Source information:

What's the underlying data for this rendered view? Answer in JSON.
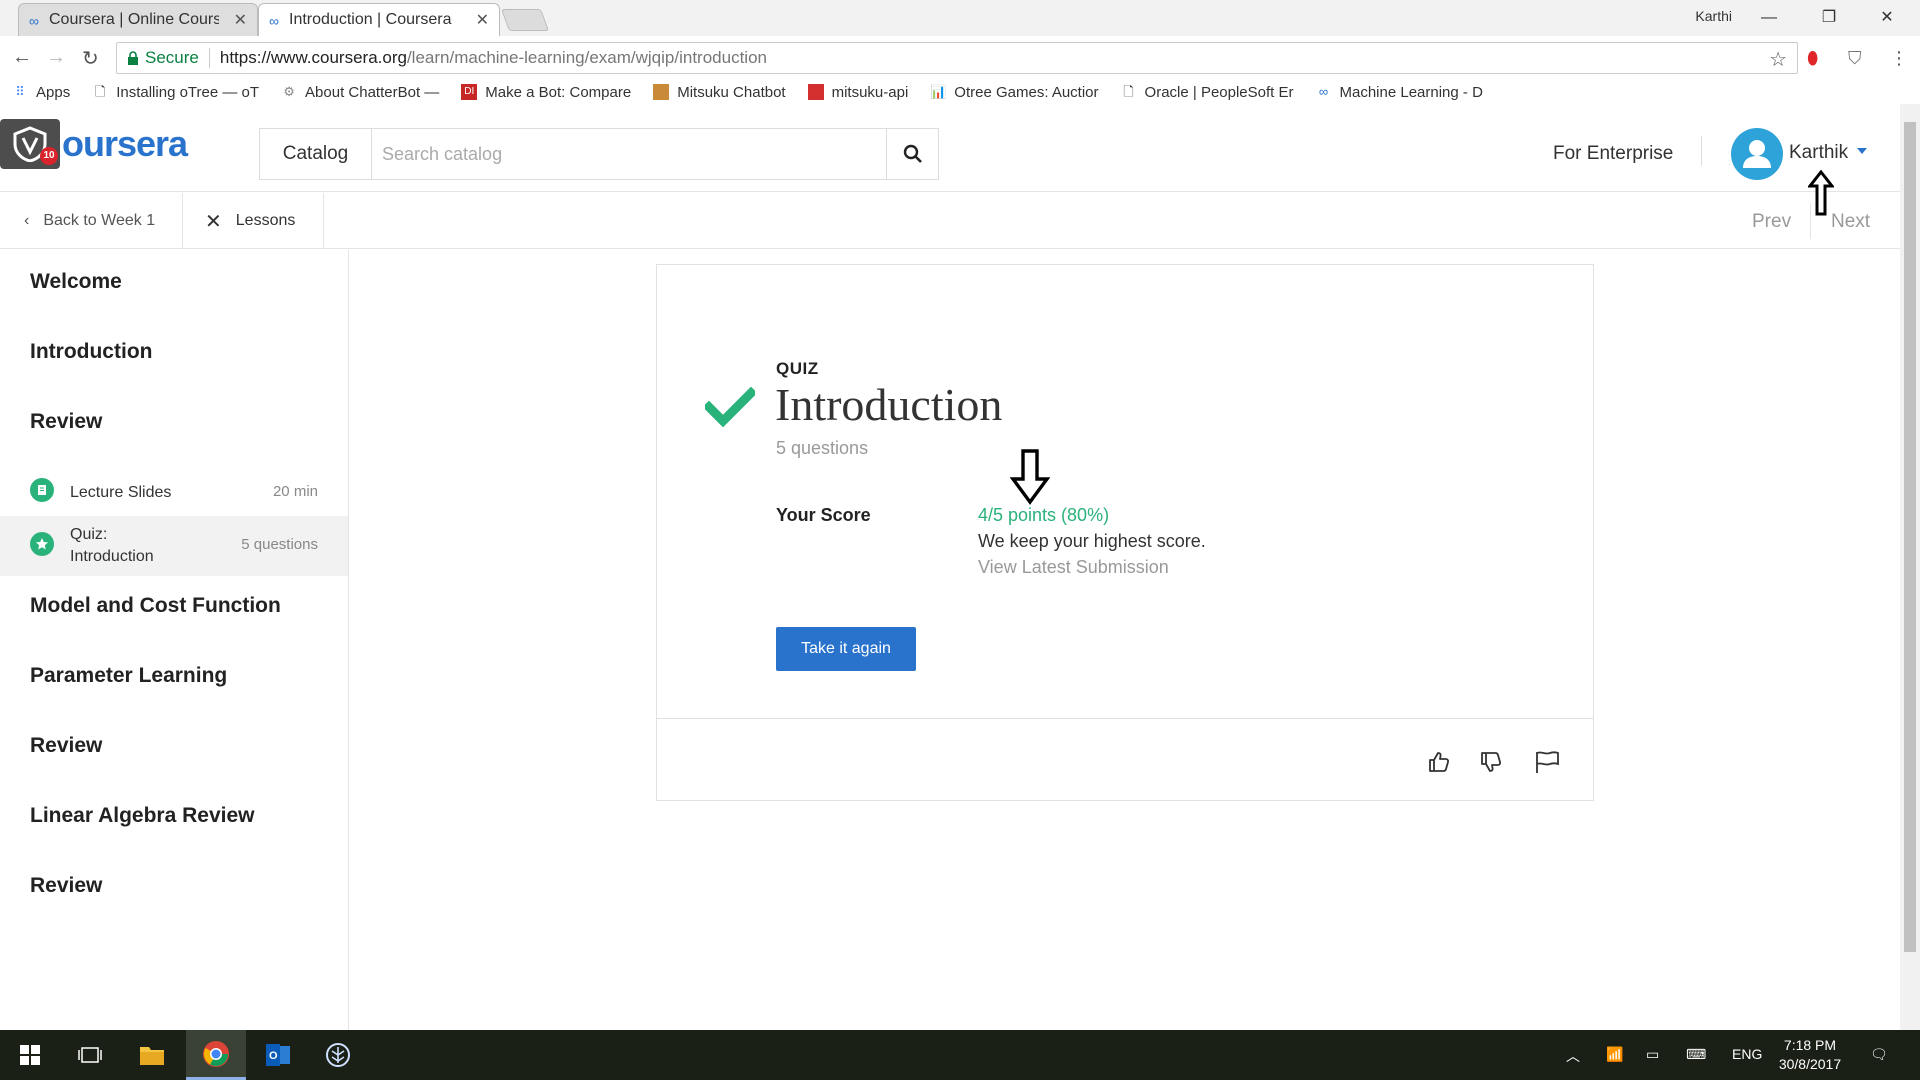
{
  "browser": {
    "tabs": [
      {
        "title": "Coursera | Online Course",
        "active": false
      },
      {
        "title": "Introduction | Coursera",
        "active": true
      }
    ],
    "window_user": "Karthi",
    "secure_label": "Secure",
    "url_host": "https://www.coursera.org",
    "url_path": "/learn/machine-learning/exam/wjqip/introduction",
    "bookmarks": [
      {
        "label": "Apps",
        "icon": "apps-grid-icon"
      },
      {
        "label": "Installing oTree — oT",
        "icon": "page-icon"
      },
      {
        "label": "About ChatterBot —",
        "icon": "bot-icon"
      },
      {
        "label": "Make a Bot: Compare",
        "icon": "di-icon"
      },
      {
        "label": "Mitsuku Chatbot",
        "icon": "mitsuku-icon"
      },
      {
        "label": "mitsuku-api",
        "icon": "mitsuku-api-icon"
      },
      {
        "label": "Otree Games: Auctior",
        "icon": "otree-icon"
      },
      {
        "label": "Oracle | PeopleSoft Er",
        "icon": "page-icon"
      },
      {
        "label": "Machine Learning - D",
        "icon": "coursera-icon"
      }
    ]
  },
  "header": {
    "logo_text": "oursera",
    "logo_badge": "10",
    "catalog_label": "Catalog",
    "search_placeholder": "Search catalog",
    "enterprise_label": "For Enterprise",
    "username": "Karthik"
  },
  "subnav": {
    "back_label": "Back to Week 1",
    "lessons_label": "Lessons",
    "prev_label": "Prev",
    "next_label": "Next"
  },
  "sidebar": {
    "sections": [
      "Welcome",
      "Introduction",
      "Review",
      "Model and Cost Function",
      "Parameter Learning",
      "Review",
      "Linear Algebra Review",
      "Review"
    ],
    "items": [
      {
        "name": "Lecture Slides",
        "meta": "20 min",
        "icon": "document-icon"
      },
      {
        "name_line1": "Quiz:",
        "name_line2": "Introduction",
        "meta": "5 questions",
        "icon": "star-icon"
      }
    ]
  },
  "quiz": {
    "label": "QUIZ",
    "title": "Introduction",
    "count": "5 questions",
    "score_label": "Your Score",
    "score_value": "4/5 points (80%)",
    "score_note": "We keep your highest score.",
    "view_latest": "View Latest Submission",
    "take_again": "Take it again"
  },
  "taskbar": {
    "time": "7:18 PM",
    "date": "30/8/2017",
    "lang": "ENG"
  },
  "colors": {
    "accent": "#2a73cc",
    "success": "#2ab27b"
  }
}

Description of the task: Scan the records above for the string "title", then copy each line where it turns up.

Answer space:
        "title": "Coursera | Online Course",
        "title": "Introduction | Coursera",
    "title": "Introduction",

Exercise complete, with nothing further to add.